Flu Recommendations for Long-Term Care Facilities

Influenza is an acute, highly contagious respiratory disease, characterized by abrupt onset of fever, body aches, sore throat, headache and cough. The guidelines below are being provided to assist in minimizing transmission and the impact of outbreaks.

  • Employees of nursing homes and chronic-care facilities, residents, family members and others who have regular patient/resident contact should be vaccinated against influenza.
  • Influenza vaccine may not be fully protective in the frail elderly. Thus, if an outbreak of influenza occurs, the facility may consider giving residents and staff prophylactic antivirals.
  • For those who become ill (both staff and residents), antiviral treatment may reduce viral shedding, and viral transmission.  For antiviral treatment to be effective, it must be started as soon as possible (and is probably ineffective if started more than 48 hours after the onset of symptoms).
  • The specific antiviral drug used may depend on the strain of influenza circulating in the facility. Testing a sample of residents should be considered in an outbreak situation.

How to prevent transmission of the influenza virus

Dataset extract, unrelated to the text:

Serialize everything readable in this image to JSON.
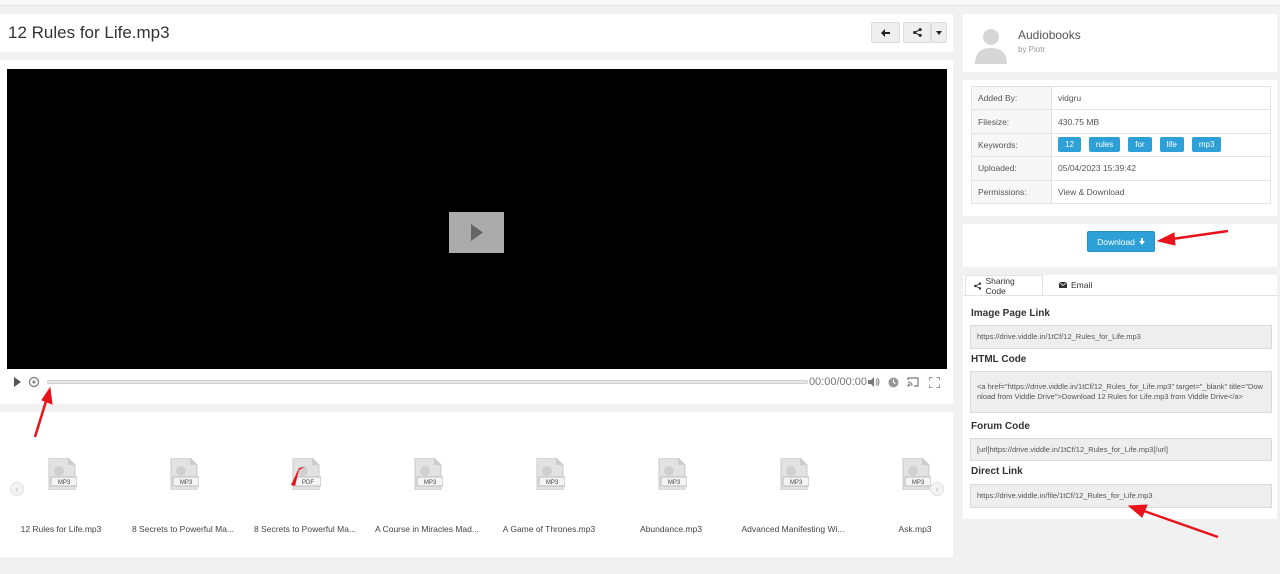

  • Transmission commonly occurs from unprotected coughs or sneezes. Make sure tissues are available at all times.  Encourage residents and staff to cover their mouths when coughing and use a tissue when sneezing or blowing their nose. Tissues should be disposed of immediately, followed by proper handwashing (alcohol hand gels may be used).
  • Provide an easily accessible container for proper disposal of tissues.
  • Any staff member suspected of having the flu should be sent home and stay home for the duration of the illness.
  • Staff should use universal and droplet precautions.
  • Staff must practice good hand hygiene at all times. This means using warm water and soap for at least 15-20 seconds each time. Alcohol hand gels may be used if hands are not soiled.
  • Residents should wash hands or have hands washed before leaving room, after sneezing or coughing, and at other appropriate times. Alcohol hand gels can be used for this purpose if hands are not soiled.
  • Common use surfaces such as door handles, handrails, game table surfaces, etc., should be cleaned regularly (at least twice daily) with disinfectant. (Bleach solutions or commercial disinfectants are appropriate.)
  • Ill residents should stay in their rooms. Non-ill roommates should be relocated to other rooms. If many residents are ill, cohorting to a specific area or ward may be considered.
  • If cohorting is practiced, staff should be cohorted also, i.e. those staff caring for ill patients should not also care for the well patients.
  • Family members and other visitors with respiratory illness should not be allowed into the facility.

Who should get the flu shot: (for more information contact your health care provider or local health department)

  • All persons 50 years of age or older.
  • Residents of nursing homes and other chronic-care facilities.
  • Anyone older than 6 months of age with chronic cardiovascular or pulmonary disorders, including asthma .
  • Anyone older than 6 months of age who have had regular medical follow-up or hospitalization during the preceding year because of chronic metabolic diseases (including diabetes mellitus), renal dysfunction, or are immunosuppressed.
  • Women who will be pregnant during the influenza season.
  • Employees and volunteers of nursing homes and chronic-care facilities who have patient/resident contact.
  • Household members (including children) of persons in high-risk groups.
  • Any person who wishes to reduce the likelihood of becoming ill with influenza.